José Graziano da Silva
He is a graduated agricultural engineer from the “Escola Superior de Agricultura Luiz de Queiroz” (Luiz de Queiroz Agricultural College) (Esalq) at USP (São Paulo University) and he has a doctor’s degree from Unicamp, José Graziano da Silva is the author of research studies on the subject of agrarian issues in Brazil. From 2003 to 2004, he participated in the advisory council when President Lula was in office as the extraordinary ministry of Food Safety and Fighting Hunger, as that was considered as the ‘father’ of the Zero Hunger Program.
New and old challenges
In this new administration, Graziano will face preexistent problems, such as the containment of price hikes of foods, as well as the concern for environmental issues, such as the sustainable usage of water and other natural resources as well. “Globalization has raised the prices of commodities due to the financial speculation in 2008, as a result of the international financial crisis, since, due to a combination of factors, the investment in agricultural commodities has been shown as a good destination for countries, companies, and monetary funds. Climatic adversities have contributed to the drop in the food supply, which resulted in unprecedented increases in the prices of foods and, even worse, a decreased supply. The challenge, for the globalized world is to guarantee adequate production and productivity levels in poorer countries, with high and medium input, so that the trade balance between supply and demand can remain stable. There are countless other challenges, such as for example, the theme on ‘water’ and sustainable usage of natural resources, of which, due to its importance have brought about problems to the world population and even conflicts among countries”, Márcio Porto points out.
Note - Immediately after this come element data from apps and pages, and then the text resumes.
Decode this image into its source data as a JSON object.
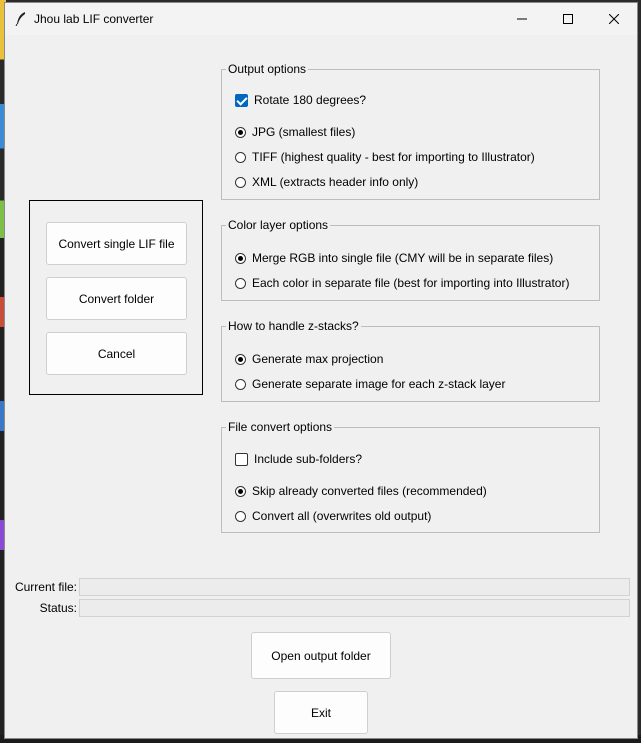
{
  "window": {
    "title": "Jhou lab LIF converter",
    "icon": "feather-icon"
  },
  "actions": {
    "convert_single": "Convert single LIF file",
    "convert_folder": "Convert folder",
    "cancel": "Cancel"
  },
  "output_options": {
    "legend": "Output options",
    "rotate": {
      "label": "Rotate 180 degrees?",
      "checked": true
    },
    "formats": [
      {
        "label": "JPG (smallest files)",
        "selected": true
      },
      {
        "label": "TIFF (highest quality - best for importing to Illustrator)",
        "selected": false
      },
      {
        "label": "XML (extracts header info only)",
        "selected": false
      }
    ]
  },
  "color_options": {
    "legend": "Color layer options",
    "choices": [
      {
        "label": "Merge RGB into single file (CMY will be in separate files)",
        "selected": true
      },
      {
        "label": "Each color in separate file (best for importing into Illustrator)",
        "selected": false
      }
    ]
  },
  "zstack_options": {
    "legend": "How to handle z-stacks?",
    "choices": [
      {
        "label": "Generate max projection",
        "selected": true
      },
      {
        "label": "Generate separate image for each z-stack layer",
        "selected": false
      }
    ]
  },
  "file_options": {
    "legend": "File convert options",
    "subfolders": {
      "label": "Include sub-folders?",
      "checked": false
    },
    "choices": [
      {
        "label": "Skip already converted files (recommended)",
        "selected": true
      },
      {
        "label": "Convert all (overwrites old output)",
        "selected": false
      }
    ]
  },
  "status": {
    "current_file_label": "Current file:",
    "current_file_value": "",
    "status_label": "Status:",
    "status_value": ""
  },
  "bottom": {
    "open_output": "Open output folder",
    "exit": "Exit"
  },
  "colors": {
    "accent": "#0067c0",
    "window_bg": "#f0f0f0"
  }
}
For Porto, FAO considers that the private sector plays an important role in the production of in nature and industrialized foodstuffs. “On the global level, it seeks and enters into partnerships with diverse representative entities in this sector; it produces a series of extremely important data for making decisions for its users, whether they are individual farmers or representative organizations in the private sector. In Brazil and most of the African countries, the FAO Representatives are in charge of establishing local contacts and encouraging the use of information generated by the Organization for the production of foodstuffs. All the established or adopted policies by the FAO, jointly with governments are focused on encouraging the production of foodstuffs. The Organization has defined as one of its responsibilities the establishment of government policies by the governments by its member counties.
Márcio Porto is a plant physiologist and he joined Embrapa in 1974. He spent seven years in the CGIAR (Consultative Group on International Agricultural Research), in Ibadan, Nigeria and afterwards at the IITA (International Institute of Tropical Agriculture, as an Agricultural Engineer. He coordinated the project in Maputo, Mozambique, a research project that included 11 African countries. More recently, Dr. Porto worked for FAO. It was the regional Assistant representative to Latin American and the Caribbean, the FAO representative in Chile and also represented the organization in Cuba, he acted in the FAO as the head of the division of Harvesting and Pasturing.